Synthetic data is any data that is generated by computers rather than captured from the real world. In particular, it is created using artificial intelligence (AI) algorithms and digital twins that are able to model real-world objects, systems, and processes with increasing accuracy and therefore create data that has all of the value of real-world data. In these situations, the important distinctions become less about what is "real" or "unreal" and more about whether the data is realistic or not realistic – or authentic or inauthentic. The technology known as “deep fakes” has made news headlines often for the wrong reasons in recent years, but it also has very positive potential uses where it can save companies time and money by creating synthetic content which, though not “real”, can still be considered authentic.
Daugherty says, "As always, this is about getting the balance right and looking at the opportunities to do it well, as well as the responsibility of avoiding the pitfalls – a lot of work is going on around authenticity … lots of work with generative neural networks that will hopefully give us some technological solutions as well.”
Here, the Accenture report makes the very important point that trust and sustainability are two issues that cannot be overlooked when it comes to the impact of this technology. Businesses and brands will have the challenge of developing bonds of trust with customers in digital worlds where anything can be faked, and authenticity is paramount. At the same time, a major hurdle will be demonstrating that all of these systems and the energy used to power them are being built and developed in a sustainable way.
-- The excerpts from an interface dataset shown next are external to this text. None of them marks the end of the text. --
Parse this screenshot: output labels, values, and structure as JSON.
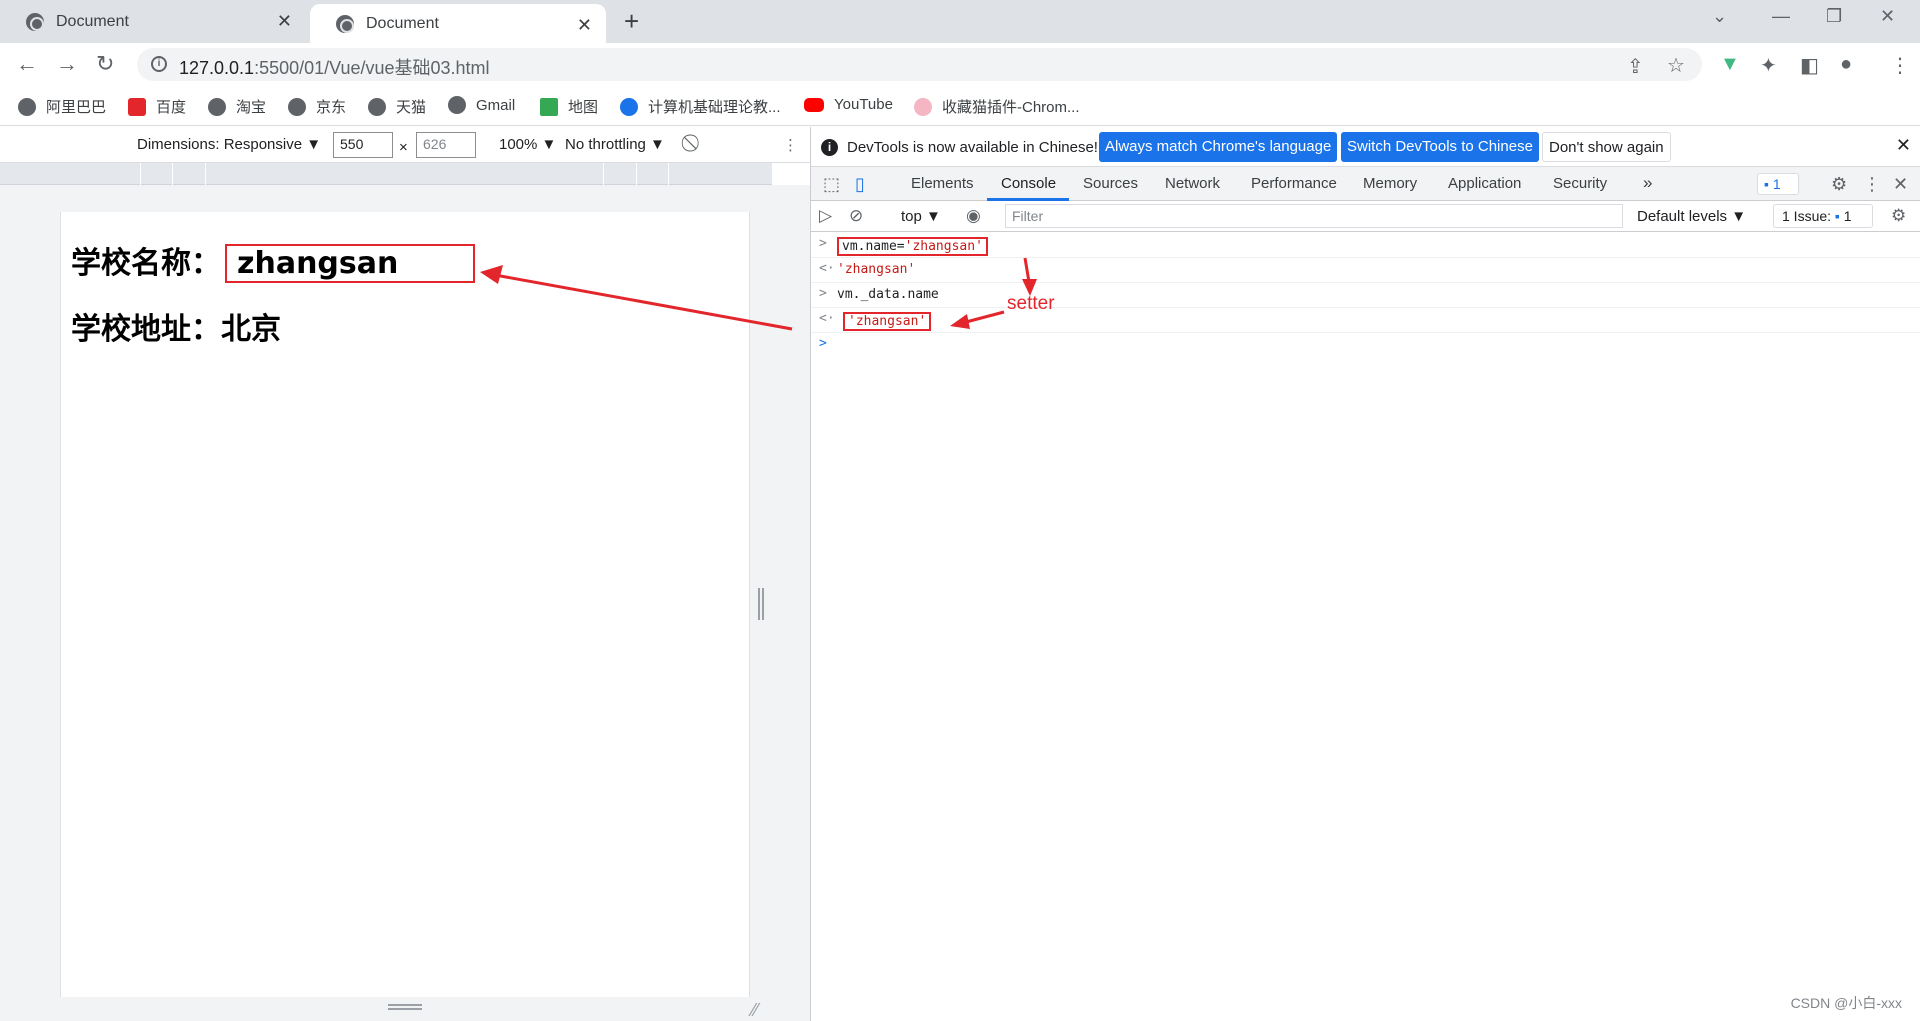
{
  "browser": {
    "tabs": [
      {
        "title": "Document",
        "active": false
      },
      {
        "title": "Document",
        "active": true
      }
    ],
    "url_host": "127.0.0.1",
    "url_path": ":5500/01/Vue/vue基础03.html"
  },
  "bookmarks": [
    {
      "label": "阿里巴巴",
      "icon": "globe-icon"
    },
    {
      "label": "百度",
      "icon": "baidu-icon"
    },
    {
      "label": "淘宝",
      "icon": "globe-icon"
    },
    {
      "label": "京东",
      "icon": "globe-icon"
    },
    {
      "label": "天猫",
      "icon": "globe-icon"
    },
    {
      "label": "Gmail",
      "icon": "globe-icon"
    },
    {
      "label": "地图",
      "icon": "maps-icon"
    },
    {
      "label": "计算机基础理论教...",
      "icon": "site-icon"
    },
    {
      "label": "YouTube",
      "icon": "youtube-icon"
    },
    {
      "label": "收藏猫插件-Chrom...",
      "icon": "cat-icon"
    }
  ],
  "device_toolbar": {
    "dimensions_label": "Dimensions: Responsive ▼",
    "width": "550",
    "times": "×",
    "height": "626",
    "zoom": "100% ▼",
    "throttling": "No throttling ▼"
  },
  "page": {
    "name_label": "学校名称：",
    "name_value": "zhangsan",
    "address_label": "学校地址：",
    "address_value": "北京"
  },
  "devtools": {
    "info_text": "DevTools is now available in Chinese!",
    "btn_match": "Always match Chrome's language",
    "btn_switch": "Switch DevTools to Chinese",
    "btn_dont_show": "Don't show again",
    "tabs": [
      "Elements",
      "Console",
      "Sources",
      "Network",
      "Performance",
      "Memory",
      "Application",
      "Security"
    ],
    "more_tabs": "»",
    "issues_badge": "1",
    "context": "top ▼",
    "filter_placeholder": "Filter",
    "levels": "Default levels ▼",
    "issue_count": "1 Issue:",
    "issue_num": "1"
  },
  "console": {
    "lines": [
      {
        "marker": ">",
        "code_prefix": "vm.name=",
        "code_string": "'zhangsan'"
      },
      {
        "marker": "<·",
        "code_string": "'zhangsan'"
      },
      {
        "marker": ">",
        "code_prefix": "vm._data.name"
      },
      {
        "marker": "<·",
        "code_string": "'zhangsan'"
      },
      {
        "marker": ">"
      }
    ]
  },
  "annotations": {
    "setter_label": "setter",
    "accent_color": "#e3262c"
  },
  "watermark": "CSDN @小白-xxx"
}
"There are solutions, and it's incumbent on us to understand this and navigate the future in the right way," Daugherty says.
Computing the impossible
Computing power has always been increasing. But new developments on the horizon like quantum computing and biocomputing are set to blow Moore’s Law – the observation made in 1965 that computers tend to roughly double in power every two years - out of the water. The field of computing that we refer to as artificial intelligence, specifically machine learning and deep learning, has chiefly become viable in the past decade or so because computer processors have finally become available that can keep up with the background mathematics that is required. Today, Google is said to have a working quantum computer capable of operating 100 million times faster than any non-quantum computer in existence. While this will only be relevant to a very limited number of use cases (it’s unlikely you could use it to play Fortnite 100 million times faster than on an Nvidia GPU, for example), it’s clear that we're getting set for an increase in computing power, unlike anything we've seen before. Daugherty says, "New forms of computing are going to change what you're able to compute, you're going to be able to solve new problems … we’re doing work with clients in those areas looking at applying quantum algorithms to solve what would have been unsolvable problems even with high-performance computing and the cloud.
“You’re not going to replace your data center with quantum computers, but look for unsolvable and difficult-to-solve problems … that’s one place to start.”
You can catch my full conversation with Paul Daugherty, CTO of Accenture, here, where we go into more depth on Accenture’s vision for the metaverse as well as its ambitions for the newly formed Metaverse Continuum unit.